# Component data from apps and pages
•••••

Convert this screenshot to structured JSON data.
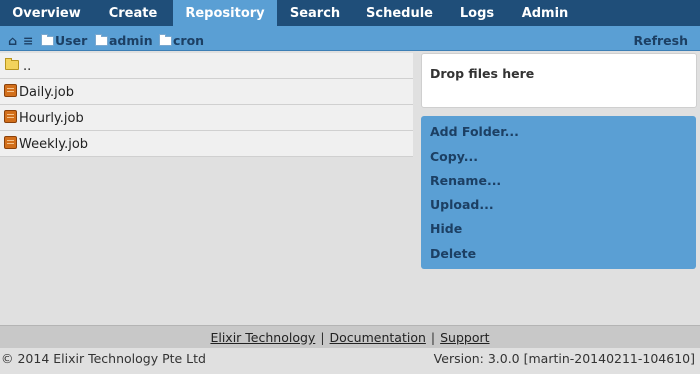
{
  "nav": {
    "tabs": [
      {
        "label": "Overview",
        "active": false
      },
      {
        "label": "Create",
        "active": false
      },
      {
        "label": "Repository",
        "active": true
      },
      {
        "label": "Search",
        "active": false
      },
      {
        "label": "Schedule",
        "active": false
      },
      {
        "label": "Logs",
        "active": false
      },
      {
        "label": "Admin",
        "active": false
      }
    ]
  },
  "breadcrumb": {
    "home_icon": "⌂",
    "list_icon": "≡",
    "items": [
      "User",
      "admin",
      "cron"
    ],
    "refresh_label": "Refresh"
  },
  "files": [
    {
      "name": "..",
      "type": "folder"
    },
    {
      "name": "Daily.job",
      "type": "job"
    },
    {
      "name": "Hourly.job",
      "type": "job"
    },
    {
      "name": "Weekly.job",
      "type": "job"
    }
  ],
  "dropzone": {
    "label": "Drop files here"
  },
  "actions": [
    "Add Folder...",
    "Copy...",
    "Rename...",
    "Upload...",
    "Hide",
    "Delete"
  ],
  "footer": {
    "links": [
      "Elixir Technology",
      "Documentation",
      "Support"
    ],
    "separator": "|",
    "copyright": "© 2014 Elixir Technology Pte Ltd",
    "version": "Version: 3.0.0 [martin-20140211-104610]"
  },
  "colors": {
    "nav_bg": "#1f4e79",
    "accent": "#5a9fd4",
    "link_dark": "#1c3f63"
  }
}
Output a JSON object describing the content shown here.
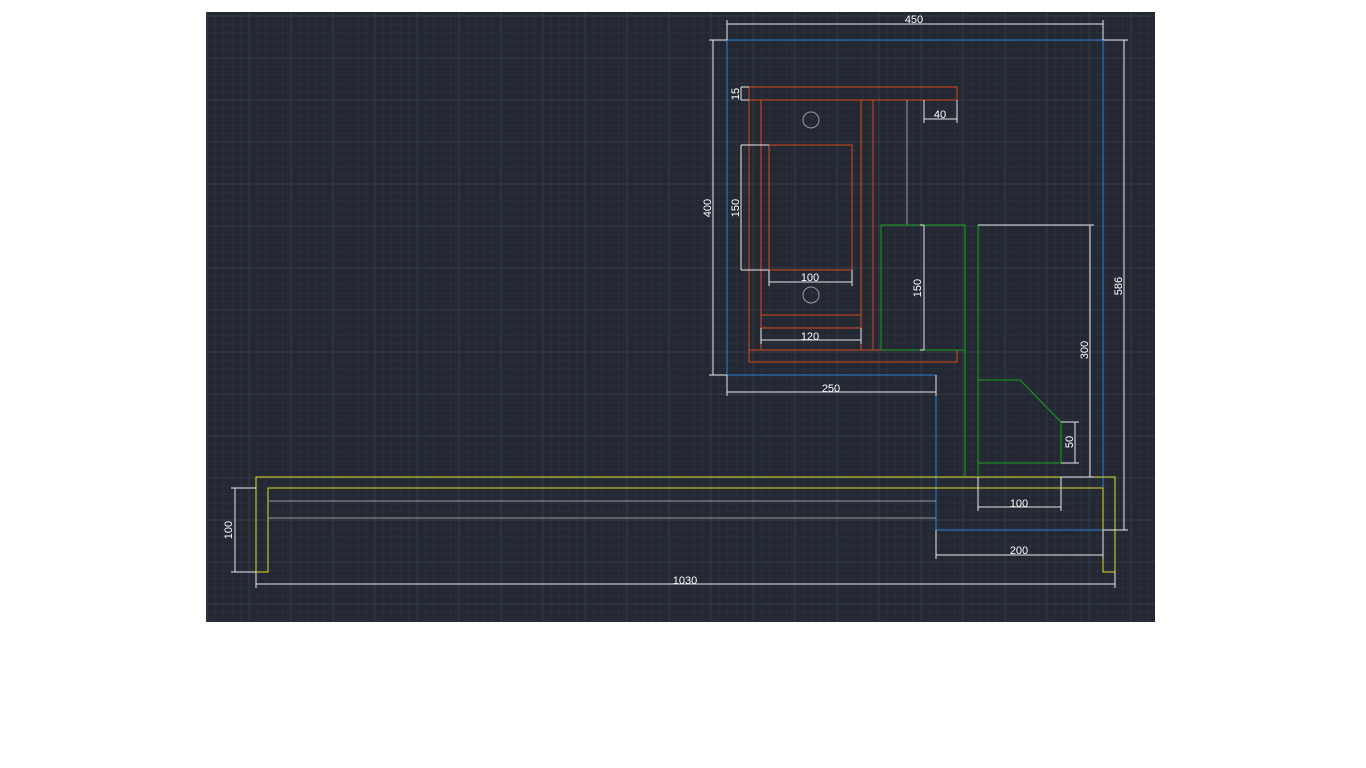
{
  "colors": {
    "background": "#232833",
    "grid_minor": "#2a303c",
    "grid_major": "#343b48",
    "blue": "#2e7fd6",
    "red": "#d8481e",
    "green": "#18a018",
    "yellow": "#dcdc2a",
    "white": "#e8e8e8",
    "gray": "#9a9a9a"
  },
  "dimensions": {
    "d450": "450",
    "d586": "586",
    "d400": "400",
    "d15": "15",
    "d40": "40",
    "d150_left": "150",
    "d100_inner": "100",
    "d120": "120",
    "d150_green": "150",
    "d300": "300",
    "d250": "250",
    "d50": "50",
    "d100_green": "100",
    "d100_left": "100",
    "d200": "200",
    "d1030": "1030"
  }
}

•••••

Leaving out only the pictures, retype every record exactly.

# FINISHED EXERCISE
Convert this screenshot to structured JSON data.
{
  "nav": {
    "tabs": [
      {
        "label": "Overview",
        "active": false
      },
      {
        "label": "Create",
        "active": false
      },
      {
        "label": "Repository",
        "active": true
      },
      {
        "label": "Search",
        "active": false
      },
      {
        "label": "Schedule",
        "active": false
      },
      {
        "label": "Logs",
        "active": false
      },
      {
        "label": "Admin",
        "active": false
      }
    ]
  },
  "breadcrumb": {
    "home_icon": "⌂",
    "list_icon": "≡",
    "items": [
      "User",
      "admin",
      "cron"
    ],
    "refresh_label": "Refresh"
  },
  "files": [
    {
      "name": "..",
      "type": "folder"
    },
    {
      "name": "Daily.job",
      "type": "job"
    },
    {
      "name": "Hourly.job",
      "type": "job"
    },
    {
      "name": "Weekly.job",
      "type": "job"
    }
  ],
  "dropzone": {
    "label": "Drop files here"
  },
  "actions": [
    "Add Folder...",
    "Copy...",
    "Rename...",
    "Upload...",
    "Hide",
    "Delete"
  ],
  "footer": {
    "links": [
      "Elixir Technology",
      "Documentation",
      "Support"
    ],
    "separator": "|",
    "copyright": "© 2014 Elixir Technology Pte Ltd",
    "version": "Version: 3.0.0 [martin-20140211-104610]"
  },
  "colors": {
    "nav_bg": "#1f4e79",
    "accent": "#5a9fd4",
    "link_dark": "#1c3f63"
  }
}
Output a JSON object describing the content shown here.
{
  "colors": {
    "background": "#232833",
    "grid_minor": "#2a303c",
    "grid_major": "#343b48",
    "blue": "#2e7fd6",
    "red": "#d8481e",
    "green": "#18a018",
    "yellow": "#dcdc2a",
    "white": "#e8e8e8",
    "gray": "#9a9a9a"
  },
  "dimensions": {
    "d450": "450",
    "d586": "586",
    "d400": "400",
    "d15": "15",
    "d40": "40",
    "d150_left": "150",
    "d100_inner": "100",
    "d120": "120",
    "d150_green": "150",
    "d300": "300",
    "d250": "250",
    "d50": "50",
    "d100_green": "100",
    "d100_left": "100",
    "d200": "200",
    "d1030": "1030"
  }
}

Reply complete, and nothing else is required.